(Dataset rows for apps and sites)
****

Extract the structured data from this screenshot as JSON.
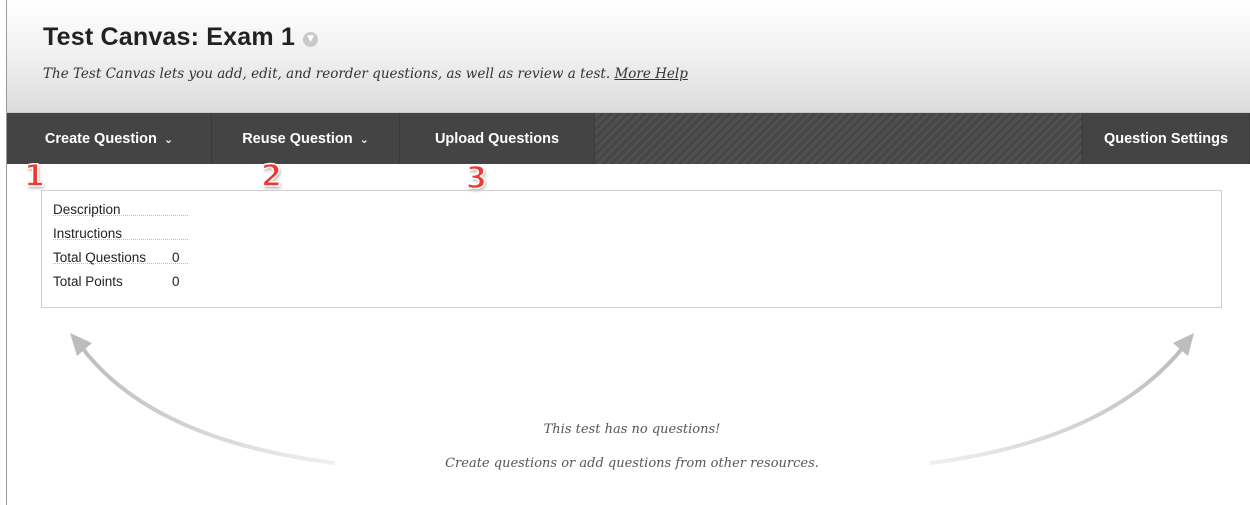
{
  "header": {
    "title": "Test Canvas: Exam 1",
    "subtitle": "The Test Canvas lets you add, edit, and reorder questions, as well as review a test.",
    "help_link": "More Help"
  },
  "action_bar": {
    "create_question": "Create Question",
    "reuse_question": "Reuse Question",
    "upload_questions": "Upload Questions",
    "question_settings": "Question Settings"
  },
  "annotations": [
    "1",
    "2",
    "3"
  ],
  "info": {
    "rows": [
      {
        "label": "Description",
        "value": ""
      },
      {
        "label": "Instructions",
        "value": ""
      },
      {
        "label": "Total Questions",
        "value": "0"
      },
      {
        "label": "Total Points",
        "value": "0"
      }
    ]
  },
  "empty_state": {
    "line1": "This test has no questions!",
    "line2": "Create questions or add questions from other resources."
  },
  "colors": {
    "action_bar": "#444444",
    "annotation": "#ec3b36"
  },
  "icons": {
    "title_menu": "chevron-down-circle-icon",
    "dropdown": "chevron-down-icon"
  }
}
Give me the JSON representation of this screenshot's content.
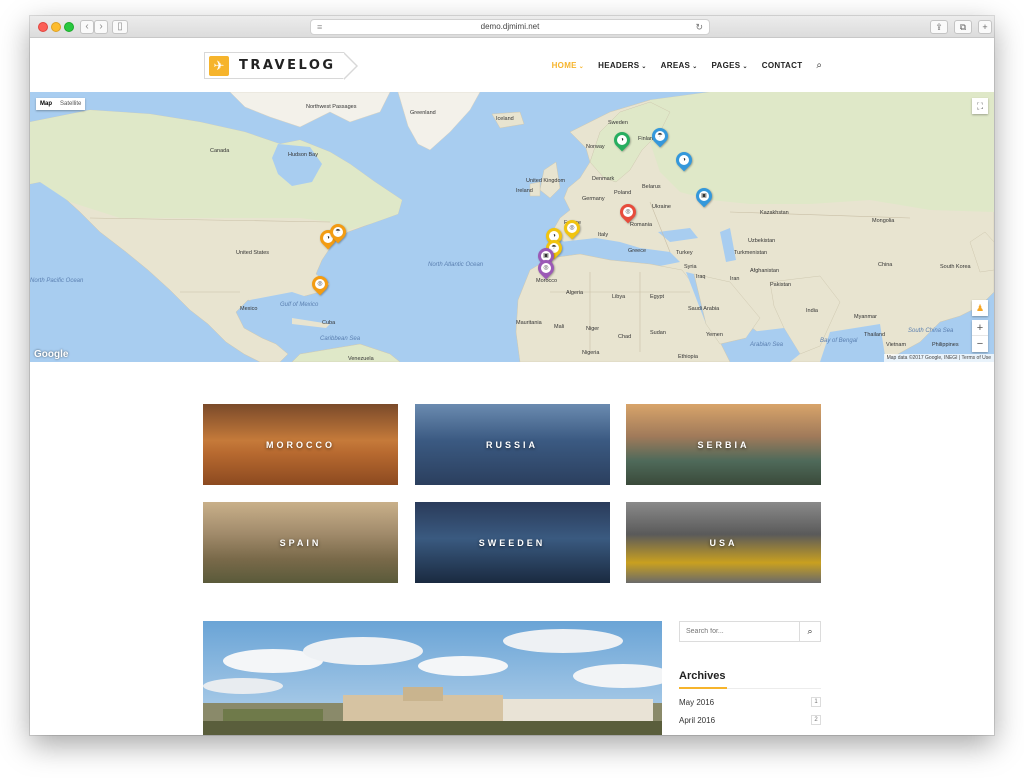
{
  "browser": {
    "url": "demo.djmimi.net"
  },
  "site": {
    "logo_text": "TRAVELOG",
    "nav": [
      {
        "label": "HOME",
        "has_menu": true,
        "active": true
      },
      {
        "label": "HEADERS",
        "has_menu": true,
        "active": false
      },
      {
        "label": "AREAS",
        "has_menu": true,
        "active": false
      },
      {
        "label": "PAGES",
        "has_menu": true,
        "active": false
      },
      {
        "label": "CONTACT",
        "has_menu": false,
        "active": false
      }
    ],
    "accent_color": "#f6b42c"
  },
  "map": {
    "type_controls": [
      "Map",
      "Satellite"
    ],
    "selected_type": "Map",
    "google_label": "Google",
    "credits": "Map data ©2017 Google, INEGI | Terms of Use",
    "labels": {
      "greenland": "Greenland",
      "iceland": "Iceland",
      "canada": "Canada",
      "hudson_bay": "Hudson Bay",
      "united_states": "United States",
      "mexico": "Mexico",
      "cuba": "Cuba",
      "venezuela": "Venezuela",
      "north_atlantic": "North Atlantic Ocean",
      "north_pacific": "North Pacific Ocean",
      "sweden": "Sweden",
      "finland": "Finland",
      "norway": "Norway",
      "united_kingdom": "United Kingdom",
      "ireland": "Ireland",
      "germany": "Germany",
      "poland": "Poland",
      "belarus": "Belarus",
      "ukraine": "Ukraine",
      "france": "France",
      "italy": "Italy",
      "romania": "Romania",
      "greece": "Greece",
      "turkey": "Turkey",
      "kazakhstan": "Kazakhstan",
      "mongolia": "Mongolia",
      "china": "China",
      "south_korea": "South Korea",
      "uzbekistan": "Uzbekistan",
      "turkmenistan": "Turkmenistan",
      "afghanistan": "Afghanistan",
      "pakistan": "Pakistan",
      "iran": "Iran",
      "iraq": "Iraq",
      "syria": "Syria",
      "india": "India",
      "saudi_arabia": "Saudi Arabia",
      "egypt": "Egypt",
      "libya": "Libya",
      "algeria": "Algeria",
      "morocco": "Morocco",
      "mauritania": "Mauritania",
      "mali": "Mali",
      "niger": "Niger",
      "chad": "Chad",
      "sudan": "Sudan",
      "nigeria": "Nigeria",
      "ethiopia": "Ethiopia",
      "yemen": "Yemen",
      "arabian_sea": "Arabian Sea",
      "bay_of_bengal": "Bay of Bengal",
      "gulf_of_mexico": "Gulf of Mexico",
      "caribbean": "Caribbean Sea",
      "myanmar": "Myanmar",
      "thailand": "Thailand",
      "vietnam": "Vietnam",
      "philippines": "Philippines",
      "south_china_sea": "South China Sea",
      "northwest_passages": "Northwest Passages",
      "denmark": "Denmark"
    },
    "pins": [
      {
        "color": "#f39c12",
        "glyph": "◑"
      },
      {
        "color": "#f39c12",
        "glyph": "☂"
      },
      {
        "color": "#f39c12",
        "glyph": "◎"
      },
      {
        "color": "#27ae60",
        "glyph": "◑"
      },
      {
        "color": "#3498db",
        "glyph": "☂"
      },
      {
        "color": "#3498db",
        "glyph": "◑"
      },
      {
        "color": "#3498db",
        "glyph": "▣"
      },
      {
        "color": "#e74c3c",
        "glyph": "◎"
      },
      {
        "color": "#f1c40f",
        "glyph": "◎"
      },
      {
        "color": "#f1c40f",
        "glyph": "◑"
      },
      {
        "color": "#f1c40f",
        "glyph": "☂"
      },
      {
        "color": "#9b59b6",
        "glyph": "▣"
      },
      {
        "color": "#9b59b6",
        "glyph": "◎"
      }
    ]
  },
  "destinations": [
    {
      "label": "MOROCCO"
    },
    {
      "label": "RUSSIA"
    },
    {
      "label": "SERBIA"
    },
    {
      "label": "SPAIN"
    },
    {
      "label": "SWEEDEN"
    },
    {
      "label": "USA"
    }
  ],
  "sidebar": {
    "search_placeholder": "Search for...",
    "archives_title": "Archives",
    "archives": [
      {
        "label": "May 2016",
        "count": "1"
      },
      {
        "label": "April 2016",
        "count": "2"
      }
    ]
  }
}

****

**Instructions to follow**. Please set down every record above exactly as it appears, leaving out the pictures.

**Answer section**.
Extract the structured data from this screenshot as JSON.
{
  "header": {
    "title": "Test Canvas: Exam 1",
    "subtitle": "The Test Canvas lets you add, edit, and reorder questions, as well as review a test.",
    "help_link": "More Help"
  },
  "action_bar": {
    "create_question": "Create Question",
    "reuse_question": "Reuse Question",
    "upload_questions": "Upload Questions",
    "question_settings": "Question Settings"
  },
  "annotations": [
    "1",
    "2",
    "3"
  ],
  "info": {
    "rows": [
      {
        "label": "Description",
        "value": ""
      },
      {
        "label": "Instructions",
        "value": ""
      },
      {
        "label": "Total Questions",
        "value": "0"
      },
      {
        "label": "Total Points",
        "value": "0"
      }
    ]
  },
  "empty_state": {
    "line1": "This test has no questions!",
    "line2": "Create questions or add questions from other resources."
  },
  "colors": {
    "action_bar": "#444444",
    "annotation": "#ec3b36"
  },
  "icons": {
    "title_menu": "chevron-down-circle-icon",
    "dropdown": "chevron-down-icon"
  }
}
Give me the JSON representation of this screenshot's content.
{
  "browser": {
    "url": "demo.djmimi.net"
  },
  "site": {
    "logo_text": "TRAVELOG",
    "nav": [
      {
        "label": "HOME",
        "has_menu": true,
        "active": true
      },
      {
        "label": "HEADERS",
        "has_menu": true,
        "active": false
      },
      {
        "label": "AREAS",
        "has_menu": true,
        "active": false
      },
      {
        "label": "PAGES",
        "has_menu": true,
        "active": false
      },
      {
        "label": "CONTACT",
        "has_menu": false,
        "active": false
      }
    ],
    "accent_color": "#f6b42c"
  },
  "map": {
    "type_controls": [
      "Map",
      "Satellite"
    ],
    "selected_type": "Map",
    "google_label": "Google",
    "credits": "Map data ©2017 Google, INEGI | Terms of Use",
    "labels": {
      "greenland": "Greenland",
      "iceland": "Iceland",
      "canada": "Canada",
      "hudson_bay": "Hudson Bay",
      "united_states": "United States",
      "mexico": "Mexico",
      "cuba": "Cuba",
      "venezuela": "Venezuela",
      "north_atlantic": "North Atlantic Ocean",
      "north_pacific": "North Pacific Ocean",
      "sweden": "Sweden",
      "finland": "Finland",
      "norway": "Norway",
      "united_kingdom": "United Kingdom",
      "ireland": "Ireland",
      "germany": "Germany",
      "poland": "Poland",
      "belarus": "Belarus",
      "ukraine": "Ukraine",
      "france": "France",
      "italy": "Italy",
      "romania": "Romania",
      "greece": "Greece",
      "turkey": "Turkey",
      "kazakhstan": "Kazakhstan",
      "mongolia": "Mongolia",
      "china": "China",
      "south_korea": "South Korea",
      "uzbekistan": "Uzbekistan",
      "turkmenistan": "Turkmenistan",
      "afghanistan": "Afghanistan",
      "pakistan": "Pakistan",
      "iran": "Iran",
      "iraq": "Iraq",
      "syria": "Syria",
      "india": "India",
      "saudi_arabia": "Saudi Arabia",
      "egypt": "Egypt",
      "libya": "Libya",
      "algeria": "Algeria",
      "morocco": "Morocco",
      "mauritania": "Mauritania",
      "mali": "Mali",
      "niger": "Niger",
      "chad": "Chad",
      "sudan": "Sudan",
      "nigeria": "Nigeria",
      "ethiopia": "Ethiopia",
      "yemen": "Yemen",
      "arabian_sea": "Arabian Sea",
      "bay_of_bengal": "Bay of Bengal",
      "gulf_of_mexico": "Gulf of Mexico",
      "caribbean": "Caribbean Sea",
      "myanmar": "Myanmar",
      "thailand": "Thailand",
      "vietnam": "Vietnam",
      "philippines": "Philippines",
      "south_china_sea": "South China Sea",
      "northwest_passages": "Northwest Passages",
      "denmark": "Denmark"
    },
    "pins": [
      {
        "color": "#f39c12",
        "glyph": "◑"
      },
      {
        "color": "#f39c12",
        "glyph": "☂"
      },
      {
        "color": "#f39c12",
        "glyph": "◎"
      },
      {
        "color": "#27ae60",
        "glyph": "◑"
      },
      {
        "color": "#3498db",
        "glyph": "☂"
      },
      {
        "color": "#3498db",
        "glyph": "◑"
      },
      {
        "color": "#3498db",
        "glyph": "▣"
      },
      {
        "color": "#e74c3c",
        "glyph": "◎"
      },
      {
        "color": "#f1c40f",
        "glyph": "◎"
      },
      {
        "color": "#f1c40f",
        "glyph": "◑"
      },
      {
        "color": "#f1c40f",
        "glyph": "☂"
      },
      {
        "color": "#9b59b6",
        "glyph": "▣"
      },
      {
        "color": "#9b59b6",
        "glyph": "◎"
      }
    ]
  },
  "destinations": [
    {
      "label": "MOROCCO"
    },
    {
      "label": "RUSSIA"
    },
    {
      "label": "SERBIA"
    },
    {
      "label": "SPAIN"
    },
    {
      "label": "SWEEDEN"
    },
    {
      "label": "USA"
    }
  ],
  "sidebar": {
    "search_placeholder": "Search for...",
    "archives_title": "Archives",
    "archives": [
      {
        "label": "May 2016",
        "count": "1"
      },
      {
        "label": "April 2016",
        "count": "2"
      }
    ]
  }
}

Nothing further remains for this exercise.